The event had been in the planning stages for about a year, she says, and featured a social evening, pancake breakfast, and tours of the old buildings still in the area. On Sunday afternoon a short ceremony was held to honour the original Tate Creek and Tupper residents, and to unveil a memorial plaque on the museum grounds.
Many people come to Tomslake looking for relatives who came over in 1939, and the committee wanted to do something to commemorate the pioneers, David says.
“Everyone who came here to Tomslake is on that plaque, so that’s part of the heritage,” she says.
“This memorial is a reminder of the past and a reference for the future,” says committee member and Master of Ceremonies, Art Seidl.
Visitors came to the event from as far away as the western prairie provinces, Toronto, Texas, California and even Germany.
Herta and Reinhold Prizezeik and Herta’s sister Trude Tackaberry made the trip up from Calgary.
Herta and Trude came to Tomslake in 1939 when they were 11 and nine respectively.
“I think for us it was sort of an adventure,” Herta says, but she also remembers the tensions of pre-war Czechoslovakia and the looming take-over by Hitler which caused them to flee.
“One day my mother came and got me from school – it was September- and there was a truck waiting and off we went,” she remembers.
“We just left everything standing the way it was.”
While Herta and Reinhold actually met in Calgary, he also came to Tomslake as a young man of 19. His first impression was an eye-opener he says.

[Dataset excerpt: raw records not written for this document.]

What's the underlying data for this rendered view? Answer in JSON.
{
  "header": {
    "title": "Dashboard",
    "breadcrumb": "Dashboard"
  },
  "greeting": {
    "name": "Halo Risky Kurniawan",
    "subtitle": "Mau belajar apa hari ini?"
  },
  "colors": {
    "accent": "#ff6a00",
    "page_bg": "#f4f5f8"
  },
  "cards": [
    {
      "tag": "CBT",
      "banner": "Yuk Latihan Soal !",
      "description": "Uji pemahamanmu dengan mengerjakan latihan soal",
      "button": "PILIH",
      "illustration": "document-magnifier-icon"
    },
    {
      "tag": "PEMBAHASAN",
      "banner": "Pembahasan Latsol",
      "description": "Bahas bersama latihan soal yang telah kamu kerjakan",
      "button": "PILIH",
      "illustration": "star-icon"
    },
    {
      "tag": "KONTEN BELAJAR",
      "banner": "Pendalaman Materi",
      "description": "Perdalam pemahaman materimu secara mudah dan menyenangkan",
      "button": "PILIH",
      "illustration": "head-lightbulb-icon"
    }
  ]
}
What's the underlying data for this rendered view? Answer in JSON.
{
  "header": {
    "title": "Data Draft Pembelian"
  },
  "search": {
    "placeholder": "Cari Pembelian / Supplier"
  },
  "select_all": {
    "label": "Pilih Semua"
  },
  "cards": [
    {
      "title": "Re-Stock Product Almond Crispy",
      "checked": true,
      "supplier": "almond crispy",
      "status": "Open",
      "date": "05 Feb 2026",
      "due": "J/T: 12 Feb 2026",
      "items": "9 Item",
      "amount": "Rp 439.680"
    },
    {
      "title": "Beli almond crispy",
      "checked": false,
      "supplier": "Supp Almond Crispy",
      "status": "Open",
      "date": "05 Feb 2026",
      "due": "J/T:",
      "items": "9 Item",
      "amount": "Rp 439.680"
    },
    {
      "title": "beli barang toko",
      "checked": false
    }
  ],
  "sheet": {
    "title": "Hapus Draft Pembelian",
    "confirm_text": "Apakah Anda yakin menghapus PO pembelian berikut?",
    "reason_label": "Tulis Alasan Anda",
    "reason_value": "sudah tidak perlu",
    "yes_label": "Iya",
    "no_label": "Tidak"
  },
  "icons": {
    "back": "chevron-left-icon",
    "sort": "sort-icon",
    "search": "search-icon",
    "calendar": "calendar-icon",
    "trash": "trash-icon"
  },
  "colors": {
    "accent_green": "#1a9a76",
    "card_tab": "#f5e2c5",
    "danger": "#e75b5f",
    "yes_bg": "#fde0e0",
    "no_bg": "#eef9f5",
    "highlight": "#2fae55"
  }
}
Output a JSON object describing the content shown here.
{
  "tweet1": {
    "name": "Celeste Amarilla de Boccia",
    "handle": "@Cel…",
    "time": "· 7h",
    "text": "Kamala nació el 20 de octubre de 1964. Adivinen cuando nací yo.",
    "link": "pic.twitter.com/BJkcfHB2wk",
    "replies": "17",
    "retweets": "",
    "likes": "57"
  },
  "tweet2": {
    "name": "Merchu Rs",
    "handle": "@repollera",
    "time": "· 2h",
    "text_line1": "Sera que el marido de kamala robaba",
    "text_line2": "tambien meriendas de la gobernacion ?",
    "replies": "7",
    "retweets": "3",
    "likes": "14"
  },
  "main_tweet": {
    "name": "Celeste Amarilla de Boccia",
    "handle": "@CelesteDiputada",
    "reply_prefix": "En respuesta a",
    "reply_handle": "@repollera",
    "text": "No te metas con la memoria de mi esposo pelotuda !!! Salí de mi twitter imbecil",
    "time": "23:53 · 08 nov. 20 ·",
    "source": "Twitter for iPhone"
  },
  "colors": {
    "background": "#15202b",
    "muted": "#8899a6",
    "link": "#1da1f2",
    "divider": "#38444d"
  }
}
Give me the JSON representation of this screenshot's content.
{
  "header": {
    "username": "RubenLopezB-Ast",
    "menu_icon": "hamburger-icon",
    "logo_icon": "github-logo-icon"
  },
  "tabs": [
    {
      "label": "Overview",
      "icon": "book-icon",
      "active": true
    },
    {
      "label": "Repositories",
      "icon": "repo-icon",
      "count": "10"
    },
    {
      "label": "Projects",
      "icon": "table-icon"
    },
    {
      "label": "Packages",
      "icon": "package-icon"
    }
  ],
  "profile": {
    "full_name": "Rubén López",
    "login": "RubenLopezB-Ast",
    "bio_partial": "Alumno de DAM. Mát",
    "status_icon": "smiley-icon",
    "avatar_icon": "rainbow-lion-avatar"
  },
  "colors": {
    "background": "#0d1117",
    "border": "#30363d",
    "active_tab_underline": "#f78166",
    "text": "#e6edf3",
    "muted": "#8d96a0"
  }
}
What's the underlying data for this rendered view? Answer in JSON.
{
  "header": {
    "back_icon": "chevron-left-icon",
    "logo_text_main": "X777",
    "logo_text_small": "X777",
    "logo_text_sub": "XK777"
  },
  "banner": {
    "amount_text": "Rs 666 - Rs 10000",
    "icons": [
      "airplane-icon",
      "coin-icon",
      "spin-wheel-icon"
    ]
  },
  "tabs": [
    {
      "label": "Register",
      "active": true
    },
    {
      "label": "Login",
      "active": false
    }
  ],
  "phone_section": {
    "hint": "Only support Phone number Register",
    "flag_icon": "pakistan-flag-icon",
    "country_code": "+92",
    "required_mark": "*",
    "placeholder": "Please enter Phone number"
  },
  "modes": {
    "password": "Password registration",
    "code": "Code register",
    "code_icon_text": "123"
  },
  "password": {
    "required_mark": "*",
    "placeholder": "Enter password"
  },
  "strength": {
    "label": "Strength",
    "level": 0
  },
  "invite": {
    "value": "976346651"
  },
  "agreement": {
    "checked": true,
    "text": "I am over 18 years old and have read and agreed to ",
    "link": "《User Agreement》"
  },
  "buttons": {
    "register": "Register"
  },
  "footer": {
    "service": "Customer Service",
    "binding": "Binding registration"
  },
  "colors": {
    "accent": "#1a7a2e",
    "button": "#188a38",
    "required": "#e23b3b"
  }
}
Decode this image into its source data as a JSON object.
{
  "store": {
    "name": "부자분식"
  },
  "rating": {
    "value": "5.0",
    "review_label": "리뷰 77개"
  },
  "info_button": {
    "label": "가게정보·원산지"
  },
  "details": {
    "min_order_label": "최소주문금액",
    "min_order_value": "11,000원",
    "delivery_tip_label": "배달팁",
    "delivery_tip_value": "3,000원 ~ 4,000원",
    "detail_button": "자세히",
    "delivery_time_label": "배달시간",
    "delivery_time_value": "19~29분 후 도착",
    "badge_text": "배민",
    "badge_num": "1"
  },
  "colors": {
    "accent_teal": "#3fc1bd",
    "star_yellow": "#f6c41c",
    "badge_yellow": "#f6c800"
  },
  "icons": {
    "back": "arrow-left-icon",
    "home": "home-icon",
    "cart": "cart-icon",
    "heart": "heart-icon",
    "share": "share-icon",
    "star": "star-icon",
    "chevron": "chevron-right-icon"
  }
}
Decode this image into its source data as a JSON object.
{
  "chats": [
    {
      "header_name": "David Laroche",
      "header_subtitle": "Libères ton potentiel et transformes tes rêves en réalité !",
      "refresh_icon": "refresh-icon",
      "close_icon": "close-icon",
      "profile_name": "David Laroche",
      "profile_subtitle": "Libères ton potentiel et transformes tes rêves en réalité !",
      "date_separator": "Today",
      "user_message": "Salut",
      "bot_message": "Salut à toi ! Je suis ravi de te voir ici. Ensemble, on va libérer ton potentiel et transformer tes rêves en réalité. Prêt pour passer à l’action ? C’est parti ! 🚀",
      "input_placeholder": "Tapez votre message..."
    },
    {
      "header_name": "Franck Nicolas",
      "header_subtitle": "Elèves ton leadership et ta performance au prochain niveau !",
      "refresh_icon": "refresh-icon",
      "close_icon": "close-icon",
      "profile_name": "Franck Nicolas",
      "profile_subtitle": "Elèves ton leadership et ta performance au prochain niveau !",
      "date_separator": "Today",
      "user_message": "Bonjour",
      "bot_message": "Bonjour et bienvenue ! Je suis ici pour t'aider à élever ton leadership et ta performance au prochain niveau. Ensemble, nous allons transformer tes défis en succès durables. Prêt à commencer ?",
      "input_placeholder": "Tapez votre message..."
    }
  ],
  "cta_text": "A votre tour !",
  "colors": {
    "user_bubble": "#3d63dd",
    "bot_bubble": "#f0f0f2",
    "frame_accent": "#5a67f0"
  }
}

“Oh boy!” he laughs. “Nothing but trees! I was a city boy and had never held an axe in my hand before and never handled a team of horses, so it was rather strange.”
Long-time Tomslake resident Joe Schoenstein was 14 when he first laid eyes on Tomslake, and has been there ever since, farming and working with the department of highways. Looking around at all of the people, he says name tags are very useful.
“It’s pretty hard when you haven’t seen some of these guys in 50 or 60 years!” he chuckles.
He wouldn’t trade his life in Tomslake for anything he says.
“I like it here. I wouldn’t go back to Europe.”